However, in most cases, the National Park Service prefers to allow natural processes to occur. When intervention is necessary, NPS land managers select the most cost-effective alternative with the greatest potential for success to meet land management objectives.
 

Burned Area Emergency Response (BAER)

The Burned Area Emergency Response (BAER) Program is an emergency program to identify imminent post-wildfire threats to human life and safety, property, and critical natural or cultural resources and, when possible, take immediate actions to manage unacceptable risks.

BAER is part of the whole spectrum of post-fire emergency response that includes fire suppression damage repair, post-fire rehabilitation, and long-term fire restoration. BAER resources are prioritized primarily considering two factors: The extent of the burn severity Values at risk

Assessments begin as soon as conditions are safe, usually before the fire is fully contained. Assessments are usually completed within 5 to 10 days, depending on the size of the fire.

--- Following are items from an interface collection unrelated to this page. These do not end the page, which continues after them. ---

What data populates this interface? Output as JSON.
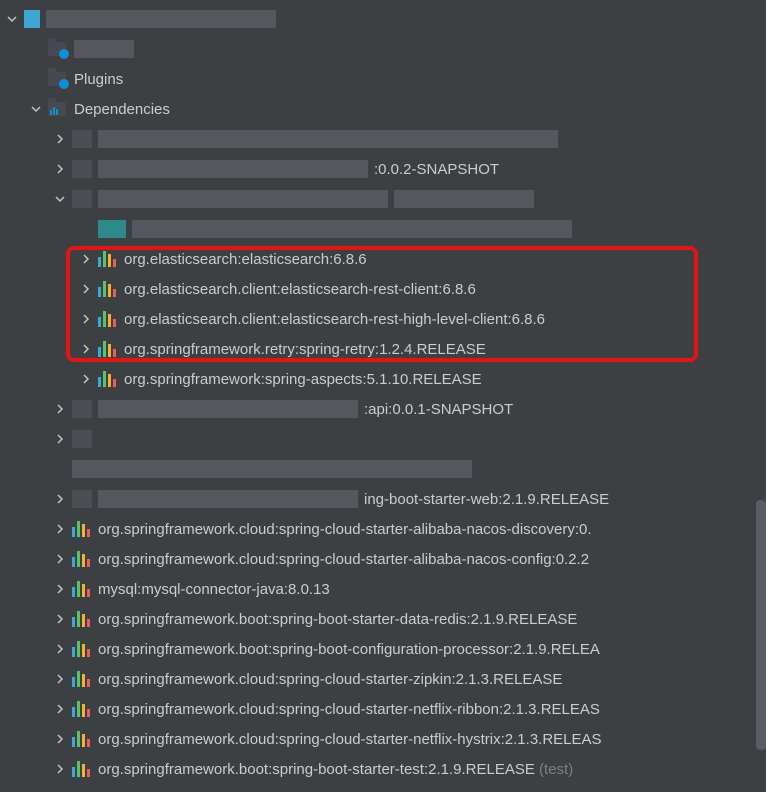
{
  "nodes": {
    "plugins": "Plugins",
    "dependencies": "Dependencies"
  },
  "partial": {
    "snapshot1": ":0.0.2-SNAPSHOT",
    "api": ":api:0.0.1-SNAPSHOT",
    "starterweb": "ing-boot-starter-web:2.1.9.RELEASE"
  },
  "deps": {
    "es": "org.elasticsearch:elasticsearch:6.8.6",
    "esrest": "org.elasticsearch.client:elasticsearch-rest-client:6.8.6",
    "eshigh": "org.elasticsearch.client:elasticsearch-rest-high-level-client:6.8.6",
    "retry": "org.springframework.retry:spring-retry:1.2.4.RELEASE",
    "aspects": "org.springframework:spring-aspects:5.1.10.RELEASE",
    "nacosdisc": "org.springframework.cloud:spring-cloud-starter-alibaba-nacos-discovery:0.",
    "nacosconf": "org.springframework.cloud:spring-cloud-starter-alibaba-nacos-config:0.2.2",
    "mysql": "mysql:mysql-connector-java:8.0.13",
    "redis": "org.springframework.boot:spring-boot-starter-data-redis:2.1.9.RELEASE",
    "confproc": "org.springframework.boot:spring-boot-configuration-processor:2.1.9.RELEA",
    "zipkin": "org.springframework.cloud:spring-cloud-starter-zipkin:2.1.3.RELEASE",
    "ribbon": "org.springframework.cloud:spring-cloud-starter-netflix-ribbon:2.1.3.RELEAS",
    "hystrix": "org.springframework.cloud:spring-cloud-starter-netflix-hystrix:2.1.3.RELEAS",
    "test": "org.springframework.boot:spring-boot-starter-test:2.1.9.RELEASE",
    "testscope": "(test)"
  }
}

Treatments and actions are done immediately to prevent or minimize additional damage.

Typical treatments and activities include:

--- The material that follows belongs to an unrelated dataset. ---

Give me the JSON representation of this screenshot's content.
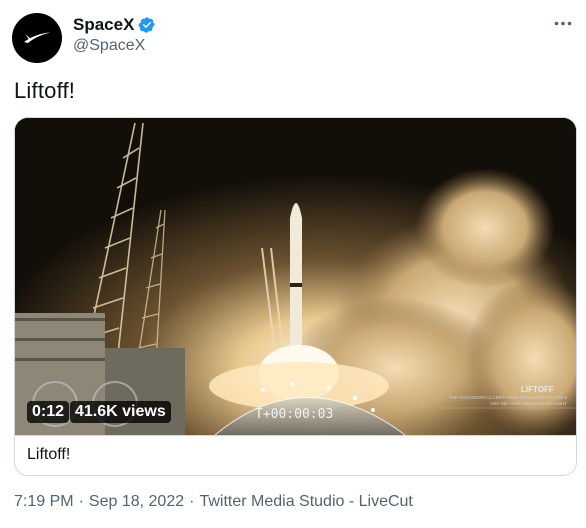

  • Placing structures to slow soil and water movement
  • Increasing road drainage frequency and/or capacity to handle additional post-fire runoff, for example, modifying culverts to allow for increased flows
  • Stabilizing soil to prevent loss or degradation of productivity, such as by applying mulch on hillslopes to minimize soil erosion and runoff
  • Stabilizing or removing hazardous material to prevent mobilization into surface water
  • Stabilizing cultural sites and critical heritage resources to prevent erosion
  • Patrolling, camouflaging, or burying significant heritage sites to prevent looting
  • Closing areas to public use
  • Posting warning signs in burned areas
  • Fencing off safety hazards (e.g., newly exposed mine shafts or adits)
  • Installing protective fences or barriers to protect treated or recovering areas
  • Replacing or repairing minor facilities essential to public health and safety when no other protection options are available
  • Conducting assessments of critical habitat and significant heritage sites in those areas affected by emergency stabilization treatments
  • Seeding or planting to prevent permanent impairment of designated critical habitat for federal and state listed, proposed, or candidate threatened and endangered species
  • Using integrated pest management techniques to minimize the establishment of nonnative invasive species within the burned area
  • Seeding native species or noninvasive cultivars to prevent spread of invasive plants
  • Monitoring treatments and activities for up to three years

The National Park Service works closely with other federal cooperators such as the USDA Forest Service, the Bureau of Land Management, the Bureau of Indian Affairs, and the US Fish and Wildlife Service. The USDA Natural Resource Conservation Service (NRCS) Emergency Watershed Protection (EWP) program plays an important corollary role on nonfederal land in providing flood prevention assistance to private landowners. The National Weather Service plays a key role in public notification about storms, flash floods, or potential for landslides.

Burned Area Rehabilitation (BAR)

The BAR program provides funding for non-emergency post-fire rehabilitation and vegetation restoration projects. The intent is to improve lands directly damaged by a wildfire or to restore or establish healthy, stable ecosystems in the burned area. Common treatments include:

  • Chemical, manual, and mechanical removal of invasive species
  • Planting of native and nonnative species to restore or establish a healthy, stable ecosystem
  • Reestablishing burned habitat
  • Reestablishing native tree species lost in fire
  • Repairing or replacing fire damage to minor operating facilities such as campgrounds, interpretive signs and exhibits, shade shelters, fences, and wildlife guzzlers

Rehabilitation may not include the planning or replacement of major infrastructure, such as visitor centers. The funds are competitively distributed and limited by the amount that is appropriated.

Last updated: November 15, 2018